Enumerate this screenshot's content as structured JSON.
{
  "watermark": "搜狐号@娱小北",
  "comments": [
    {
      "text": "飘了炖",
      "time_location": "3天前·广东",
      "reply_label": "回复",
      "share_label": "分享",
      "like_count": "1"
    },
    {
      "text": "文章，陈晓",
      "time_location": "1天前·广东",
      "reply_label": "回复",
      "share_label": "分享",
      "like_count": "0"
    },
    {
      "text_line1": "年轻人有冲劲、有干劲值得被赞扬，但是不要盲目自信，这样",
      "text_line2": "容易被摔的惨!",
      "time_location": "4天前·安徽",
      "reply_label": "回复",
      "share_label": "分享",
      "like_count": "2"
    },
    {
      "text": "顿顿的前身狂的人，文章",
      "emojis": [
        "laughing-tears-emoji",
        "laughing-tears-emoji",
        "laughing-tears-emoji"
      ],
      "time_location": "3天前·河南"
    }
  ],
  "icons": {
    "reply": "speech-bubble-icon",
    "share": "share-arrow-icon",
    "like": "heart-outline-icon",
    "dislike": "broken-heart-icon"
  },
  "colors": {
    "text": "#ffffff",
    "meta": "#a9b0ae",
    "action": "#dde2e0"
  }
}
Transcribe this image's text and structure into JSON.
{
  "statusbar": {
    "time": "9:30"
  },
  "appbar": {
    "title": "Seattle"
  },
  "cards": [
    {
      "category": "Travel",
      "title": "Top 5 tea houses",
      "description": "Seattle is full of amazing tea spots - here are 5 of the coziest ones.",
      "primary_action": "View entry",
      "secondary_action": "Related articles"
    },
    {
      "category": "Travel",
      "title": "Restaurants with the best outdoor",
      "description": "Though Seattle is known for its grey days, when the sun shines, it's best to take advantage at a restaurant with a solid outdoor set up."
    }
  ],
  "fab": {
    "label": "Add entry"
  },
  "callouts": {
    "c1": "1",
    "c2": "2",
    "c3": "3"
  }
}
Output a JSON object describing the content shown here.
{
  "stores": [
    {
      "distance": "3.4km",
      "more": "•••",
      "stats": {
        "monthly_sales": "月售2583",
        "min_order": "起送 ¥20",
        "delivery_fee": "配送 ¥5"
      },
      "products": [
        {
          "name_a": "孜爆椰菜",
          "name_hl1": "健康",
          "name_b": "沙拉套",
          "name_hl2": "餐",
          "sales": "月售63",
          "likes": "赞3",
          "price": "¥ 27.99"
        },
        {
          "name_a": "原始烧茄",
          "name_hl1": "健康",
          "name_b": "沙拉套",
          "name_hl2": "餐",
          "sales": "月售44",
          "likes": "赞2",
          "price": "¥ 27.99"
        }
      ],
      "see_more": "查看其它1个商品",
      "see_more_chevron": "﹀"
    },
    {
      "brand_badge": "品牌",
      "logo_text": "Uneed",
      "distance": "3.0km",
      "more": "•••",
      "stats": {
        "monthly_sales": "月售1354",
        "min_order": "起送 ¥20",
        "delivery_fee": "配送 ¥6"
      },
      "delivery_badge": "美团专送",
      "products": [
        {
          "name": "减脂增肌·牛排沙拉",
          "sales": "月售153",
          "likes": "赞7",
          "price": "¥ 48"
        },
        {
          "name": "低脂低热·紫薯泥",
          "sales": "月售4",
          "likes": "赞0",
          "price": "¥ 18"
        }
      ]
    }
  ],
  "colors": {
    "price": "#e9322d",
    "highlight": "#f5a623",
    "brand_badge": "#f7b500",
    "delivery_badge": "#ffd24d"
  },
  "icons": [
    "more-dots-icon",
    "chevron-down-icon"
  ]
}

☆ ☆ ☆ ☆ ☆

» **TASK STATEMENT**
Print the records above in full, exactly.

» **OUTPUT BELOW**
Enumerate this screenshot's content as structured JSON.
{
  "watermark": "搜狐号@娱小北",
  "comments": [
    {
      "text": "飘了炖",
      "time_location": "3天前·广东",
      "reply_label": "回复",
      "share_label": "分享",
      "like_count": "1"
    },
    {
      "text": "文章，陈晓",
      "time_location": "1天前·广东",
      "reply_label": "回复",
      "share_label": "分享",
      "like_count": "0"
    },
    {
      "text_line1": "年轻人有冲劲、有干劲值得被赞扬，但是不要盲目自信，这样",
      "text_line2": "容易被摔的惨!",
      "time_location": "4天前·安徽",
      "reply_label": "回复",
      "share_label": "分享",
      "like_count": "2"
    },
    {
      "text": "顿顿的前身狂的人，文章",
      "emojis": [
        "laughing-tears-emoji",
        "laughing-tears-emoji",
        "laughing-tears-emoji"
      ],
      "time_location": "3天前·河南"
    }
  ],
  "icons": {
    "reply": "speech-bubble-icon",
    "share": "share-arrow-icon",
    "like": "heart-outline-icon",
    "dislike": "broken-heart-icon"
  },
  "colors": {
    "text": "#ffffff",
    "meta": "#a9b0ae",
    "action": "#dde2e0"
  }
}
Transcribe this image's text and structure into JSON.
{
  "statusbar": {
    "time": "9:30"
  },
  "appbar": {
    "title": "Seattle"
  },
  "cards": [
    {
      "category": "Travel",
      "title": "Top 5 tea houses",
      "description": "Seattle is full of amazing tea spots - here are 5 of the coziest ones.",
      "primary_action": "View entry",
      "secondary_action": "Related articles"
    },
    {
      "category": "Travel",
      "title": "Restaurants with the best outdoor",
      "description": "Though Seattle is known for its grey days, when the sun shines, it's best to take advantage at a restaurant with a solid outdoor set up."
    }
  ],
  "fab": {
    "label": "Add entry"
  },
  "callouts": {
    "c1": "1",
    "c2": "2",
    "c3": "3"
  }
}
Output a JSON object describing the content shown here.
{
  "stores": [
    {
      "distance": "3.4km",
      "more": "•••",
      "stats": {
        "monthly_sales": "月售2583",
        "min_order": "起送 ¥20",
        "delivery_fee": "配送 ¥5"
      },
      "products": [
        {
          "name_a": "孜爆椰菜",
          "name_hl1": "健康",
          "name_b": "沙拉套",
          "name_hl2": "餐",
          "sales": "月售63",
          "likes": "赞3",
          "price": "¥ 27.99"
        },
        {
          "name_a": "原始烧茄",
          "name_hl1": "健康",
          "name_b": "沙拉套",
          "name_hl2": "餐",
          "sales": "月售44",
          "likes": "赞2",
          "price": "¥ 27.99"
        }
      ],
      "see_more": "查看其它1个商品",
      "see_more_chevron": "﹀"
    },
    {
      "brand_badge": "品牌",
      "logo_text": "Uneed",
      "distance": "3.0km",
      "more": "•••",
      "stats": {
        "monthly_sales": "月售1354",
        "min_order": "起送 ¥20",
        "delivery_fee": "配送 ¥6"
      },
      "delivery_badge": "美团专送",
      "products": [
        {
          "name": "减脂增肌·牛排沙拉",
          "sales": "月售153",
          "likes": "赞7",
          "price": "¥ 48"
        },
        {
          "name": "低脂低热·紫薯泥",
          "sales": "月售4",
          "likes": "赞0",
          "price": "¥ 18"
        }
      ]
    }
  ],
  "colors": {
    "price": "#e9322d",
    "highlight": "#f5a623",
    "brand_badge": "#f7b500",
    "delivery_badge": "#ffd24d"
  },
  "icons": [
    "more-dots-icon",
    "chevron-down-icon"
  ]
}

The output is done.